Police Station Diversion Schemes
Posted: Wednesday, October 7th, 2015
In a new £25million pilot scheme announced by the UK government recently, mental health nurses will be based at police stations and courts in ten areas of England. Their role will be to arrange for people with mental illness who end up at the police station because of disturbed behaviour to be diverted into the Mental Health Service rather than dealt with by the criminal justice system and possibly sent to prison.
Whilst Living with Schizophrenia gives a cautious welcome to this scheme, it questions why the provisions of existing legislation to achieve the same end are not more widely used by the police. It is already the law, and indeed has been since 1984, that if the custody sergeant at the police station believes for any reason or is told that the detained person is suffering from a mental illness then they must arrange for a mental health assessment yet this explicit provision of the Police and Criminal Evidence Act has for years been much under-used by the police.
Furthermore whilst this new scheme has great potential, it will only work effectively if the government gives the Mental Health Service the funding it needs to maintain the beds required (and particularly secure beds) to accommodate mentally ill offenders. And to date the record of successive governments in cutting mental health beds has been poor.
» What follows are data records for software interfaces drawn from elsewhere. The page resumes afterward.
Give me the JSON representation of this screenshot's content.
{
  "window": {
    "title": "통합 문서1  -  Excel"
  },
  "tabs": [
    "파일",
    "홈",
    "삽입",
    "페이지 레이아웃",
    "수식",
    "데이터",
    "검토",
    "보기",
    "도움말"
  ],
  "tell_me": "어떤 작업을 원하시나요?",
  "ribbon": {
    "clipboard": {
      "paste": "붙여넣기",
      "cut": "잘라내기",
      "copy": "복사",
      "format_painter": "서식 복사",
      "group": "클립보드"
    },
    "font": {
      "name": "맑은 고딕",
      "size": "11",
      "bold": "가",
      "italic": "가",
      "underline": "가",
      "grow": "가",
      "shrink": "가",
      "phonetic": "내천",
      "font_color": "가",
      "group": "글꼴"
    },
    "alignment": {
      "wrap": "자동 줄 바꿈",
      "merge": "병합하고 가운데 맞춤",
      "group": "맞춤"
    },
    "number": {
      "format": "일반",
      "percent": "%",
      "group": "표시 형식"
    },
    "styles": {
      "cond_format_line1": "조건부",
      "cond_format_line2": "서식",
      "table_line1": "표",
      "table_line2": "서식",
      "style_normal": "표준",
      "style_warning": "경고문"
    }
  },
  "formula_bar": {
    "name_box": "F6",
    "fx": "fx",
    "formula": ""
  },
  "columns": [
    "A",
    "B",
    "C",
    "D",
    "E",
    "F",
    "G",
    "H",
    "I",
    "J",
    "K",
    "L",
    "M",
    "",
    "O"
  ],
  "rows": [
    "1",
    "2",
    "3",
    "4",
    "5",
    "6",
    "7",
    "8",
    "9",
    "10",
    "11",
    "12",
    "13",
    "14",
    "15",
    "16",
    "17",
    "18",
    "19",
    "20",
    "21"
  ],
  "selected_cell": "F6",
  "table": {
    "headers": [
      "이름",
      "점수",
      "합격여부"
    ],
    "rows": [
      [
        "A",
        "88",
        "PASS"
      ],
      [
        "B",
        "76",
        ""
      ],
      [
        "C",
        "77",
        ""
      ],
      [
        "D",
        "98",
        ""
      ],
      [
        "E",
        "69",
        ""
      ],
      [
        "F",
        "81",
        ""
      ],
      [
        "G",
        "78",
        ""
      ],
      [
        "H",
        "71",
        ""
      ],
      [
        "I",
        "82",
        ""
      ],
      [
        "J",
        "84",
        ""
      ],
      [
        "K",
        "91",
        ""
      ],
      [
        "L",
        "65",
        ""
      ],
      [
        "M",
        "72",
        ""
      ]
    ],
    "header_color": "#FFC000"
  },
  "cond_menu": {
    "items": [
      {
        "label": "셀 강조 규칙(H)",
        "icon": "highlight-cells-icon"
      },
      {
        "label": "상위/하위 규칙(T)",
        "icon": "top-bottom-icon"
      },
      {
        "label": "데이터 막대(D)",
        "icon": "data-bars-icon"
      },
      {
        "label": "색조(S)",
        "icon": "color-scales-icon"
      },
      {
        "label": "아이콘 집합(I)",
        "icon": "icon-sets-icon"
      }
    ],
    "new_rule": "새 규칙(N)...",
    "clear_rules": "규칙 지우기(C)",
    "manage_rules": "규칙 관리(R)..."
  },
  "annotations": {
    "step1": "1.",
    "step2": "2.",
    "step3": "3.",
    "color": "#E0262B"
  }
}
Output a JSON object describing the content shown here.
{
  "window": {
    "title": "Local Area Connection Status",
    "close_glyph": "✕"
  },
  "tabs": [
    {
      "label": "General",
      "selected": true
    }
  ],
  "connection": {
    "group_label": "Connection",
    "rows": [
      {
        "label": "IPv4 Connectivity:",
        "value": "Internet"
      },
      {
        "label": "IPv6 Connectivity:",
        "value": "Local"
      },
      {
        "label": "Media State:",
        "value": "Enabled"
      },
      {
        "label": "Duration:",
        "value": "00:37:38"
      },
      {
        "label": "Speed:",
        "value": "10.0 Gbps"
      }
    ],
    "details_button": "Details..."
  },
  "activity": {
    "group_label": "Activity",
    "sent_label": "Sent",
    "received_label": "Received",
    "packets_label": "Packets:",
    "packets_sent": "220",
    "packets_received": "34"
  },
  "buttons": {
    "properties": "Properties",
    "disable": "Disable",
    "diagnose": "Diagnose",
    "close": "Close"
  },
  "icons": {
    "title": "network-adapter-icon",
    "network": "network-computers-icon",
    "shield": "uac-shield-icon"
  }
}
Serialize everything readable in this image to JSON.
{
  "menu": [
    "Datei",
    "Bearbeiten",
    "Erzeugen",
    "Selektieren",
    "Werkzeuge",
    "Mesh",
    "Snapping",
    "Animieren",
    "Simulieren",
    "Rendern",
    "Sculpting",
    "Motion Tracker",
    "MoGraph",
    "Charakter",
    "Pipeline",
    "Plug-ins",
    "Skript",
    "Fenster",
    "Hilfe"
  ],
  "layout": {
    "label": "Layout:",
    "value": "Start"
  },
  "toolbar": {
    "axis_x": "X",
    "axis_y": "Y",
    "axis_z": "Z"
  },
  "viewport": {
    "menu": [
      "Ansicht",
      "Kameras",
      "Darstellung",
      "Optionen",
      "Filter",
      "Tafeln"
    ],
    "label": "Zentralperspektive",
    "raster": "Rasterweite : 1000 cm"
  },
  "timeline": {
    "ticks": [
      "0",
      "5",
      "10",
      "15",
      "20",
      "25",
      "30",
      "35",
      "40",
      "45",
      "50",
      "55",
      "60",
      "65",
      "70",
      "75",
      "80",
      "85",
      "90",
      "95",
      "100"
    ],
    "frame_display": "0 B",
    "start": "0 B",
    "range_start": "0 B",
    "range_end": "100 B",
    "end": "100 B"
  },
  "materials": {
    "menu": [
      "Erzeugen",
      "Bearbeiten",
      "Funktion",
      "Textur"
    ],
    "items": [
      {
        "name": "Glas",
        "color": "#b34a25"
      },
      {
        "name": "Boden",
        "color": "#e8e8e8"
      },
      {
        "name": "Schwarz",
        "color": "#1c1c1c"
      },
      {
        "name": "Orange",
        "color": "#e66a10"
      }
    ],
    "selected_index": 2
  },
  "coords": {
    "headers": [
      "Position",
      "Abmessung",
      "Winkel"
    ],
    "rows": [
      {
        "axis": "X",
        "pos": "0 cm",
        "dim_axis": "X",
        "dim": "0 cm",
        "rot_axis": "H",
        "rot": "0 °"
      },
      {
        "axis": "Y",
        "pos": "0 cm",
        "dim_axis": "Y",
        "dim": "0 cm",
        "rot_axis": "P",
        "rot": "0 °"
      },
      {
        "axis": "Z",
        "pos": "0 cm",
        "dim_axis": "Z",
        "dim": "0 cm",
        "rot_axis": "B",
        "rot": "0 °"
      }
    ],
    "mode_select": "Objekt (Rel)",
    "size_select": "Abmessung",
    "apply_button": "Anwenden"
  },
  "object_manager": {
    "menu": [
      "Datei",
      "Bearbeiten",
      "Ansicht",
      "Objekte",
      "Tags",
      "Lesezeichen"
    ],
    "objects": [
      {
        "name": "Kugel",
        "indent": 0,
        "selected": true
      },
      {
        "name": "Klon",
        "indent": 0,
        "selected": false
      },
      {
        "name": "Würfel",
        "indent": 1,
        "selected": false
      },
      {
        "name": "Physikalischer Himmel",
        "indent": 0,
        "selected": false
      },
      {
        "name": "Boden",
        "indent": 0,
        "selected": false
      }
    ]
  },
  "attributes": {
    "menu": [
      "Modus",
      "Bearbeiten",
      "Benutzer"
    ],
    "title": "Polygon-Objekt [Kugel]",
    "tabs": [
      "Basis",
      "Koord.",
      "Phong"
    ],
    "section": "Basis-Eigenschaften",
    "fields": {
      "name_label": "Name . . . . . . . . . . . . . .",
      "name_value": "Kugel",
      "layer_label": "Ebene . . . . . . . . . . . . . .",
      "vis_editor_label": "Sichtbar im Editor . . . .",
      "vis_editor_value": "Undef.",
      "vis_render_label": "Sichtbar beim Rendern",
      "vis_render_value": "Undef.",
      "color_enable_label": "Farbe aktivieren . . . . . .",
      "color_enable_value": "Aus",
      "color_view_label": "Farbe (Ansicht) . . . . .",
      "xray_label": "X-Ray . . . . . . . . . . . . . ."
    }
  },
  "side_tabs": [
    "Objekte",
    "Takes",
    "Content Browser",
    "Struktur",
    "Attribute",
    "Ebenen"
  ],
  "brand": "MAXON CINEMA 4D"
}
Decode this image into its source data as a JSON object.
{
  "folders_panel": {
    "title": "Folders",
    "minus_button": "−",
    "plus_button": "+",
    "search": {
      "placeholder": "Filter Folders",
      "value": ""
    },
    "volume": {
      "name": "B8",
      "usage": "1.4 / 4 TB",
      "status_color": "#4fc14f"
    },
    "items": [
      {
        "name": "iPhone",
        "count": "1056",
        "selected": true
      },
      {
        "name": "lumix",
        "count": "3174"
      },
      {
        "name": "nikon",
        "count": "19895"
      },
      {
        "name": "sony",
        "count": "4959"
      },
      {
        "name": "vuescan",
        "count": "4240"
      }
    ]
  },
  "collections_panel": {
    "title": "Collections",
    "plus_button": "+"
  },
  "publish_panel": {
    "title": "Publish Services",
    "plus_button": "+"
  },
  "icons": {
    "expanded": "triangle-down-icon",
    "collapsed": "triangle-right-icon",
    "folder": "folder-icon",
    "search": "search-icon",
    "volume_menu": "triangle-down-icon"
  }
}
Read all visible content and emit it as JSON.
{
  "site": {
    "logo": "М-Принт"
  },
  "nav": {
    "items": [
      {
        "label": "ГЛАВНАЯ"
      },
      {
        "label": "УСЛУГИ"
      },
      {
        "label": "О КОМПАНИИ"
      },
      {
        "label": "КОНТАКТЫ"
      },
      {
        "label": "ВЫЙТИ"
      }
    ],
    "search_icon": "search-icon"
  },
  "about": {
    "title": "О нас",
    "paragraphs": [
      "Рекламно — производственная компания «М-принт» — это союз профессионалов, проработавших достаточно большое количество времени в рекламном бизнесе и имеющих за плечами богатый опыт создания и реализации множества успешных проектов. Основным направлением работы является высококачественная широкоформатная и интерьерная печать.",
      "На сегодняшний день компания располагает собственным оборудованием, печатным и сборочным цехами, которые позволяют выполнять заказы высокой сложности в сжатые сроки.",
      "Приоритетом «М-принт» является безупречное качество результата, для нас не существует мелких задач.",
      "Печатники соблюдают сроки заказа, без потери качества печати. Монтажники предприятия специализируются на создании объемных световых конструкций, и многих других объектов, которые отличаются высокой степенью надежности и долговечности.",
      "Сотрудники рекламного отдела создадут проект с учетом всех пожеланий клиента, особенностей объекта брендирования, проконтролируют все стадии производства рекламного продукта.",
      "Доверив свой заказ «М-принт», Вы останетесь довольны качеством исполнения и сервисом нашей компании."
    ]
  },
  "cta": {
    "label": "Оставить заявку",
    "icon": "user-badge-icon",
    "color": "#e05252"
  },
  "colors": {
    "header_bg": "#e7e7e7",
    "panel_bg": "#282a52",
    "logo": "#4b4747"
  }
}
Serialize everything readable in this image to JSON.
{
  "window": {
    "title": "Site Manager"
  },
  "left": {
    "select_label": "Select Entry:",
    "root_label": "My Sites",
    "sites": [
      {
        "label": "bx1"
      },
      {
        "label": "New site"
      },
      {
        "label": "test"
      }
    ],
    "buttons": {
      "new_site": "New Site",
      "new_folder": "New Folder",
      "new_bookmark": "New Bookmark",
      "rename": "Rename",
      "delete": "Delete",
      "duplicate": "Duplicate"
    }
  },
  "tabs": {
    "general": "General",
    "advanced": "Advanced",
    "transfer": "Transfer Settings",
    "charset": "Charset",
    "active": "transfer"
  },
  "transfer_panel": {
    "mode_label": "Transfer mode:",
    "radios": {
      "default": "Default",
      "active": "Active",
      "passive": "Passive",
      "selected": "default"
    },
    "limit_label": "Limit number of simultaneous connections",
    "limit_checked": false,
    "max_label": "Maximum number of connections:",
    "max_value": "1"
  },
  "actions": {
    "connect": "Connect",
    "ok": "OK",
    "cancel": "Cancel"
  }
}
If the pilot scheme is successful it could be extended England wide in 2017. Let us hope it will succeed where the old law failed.<< Back to blog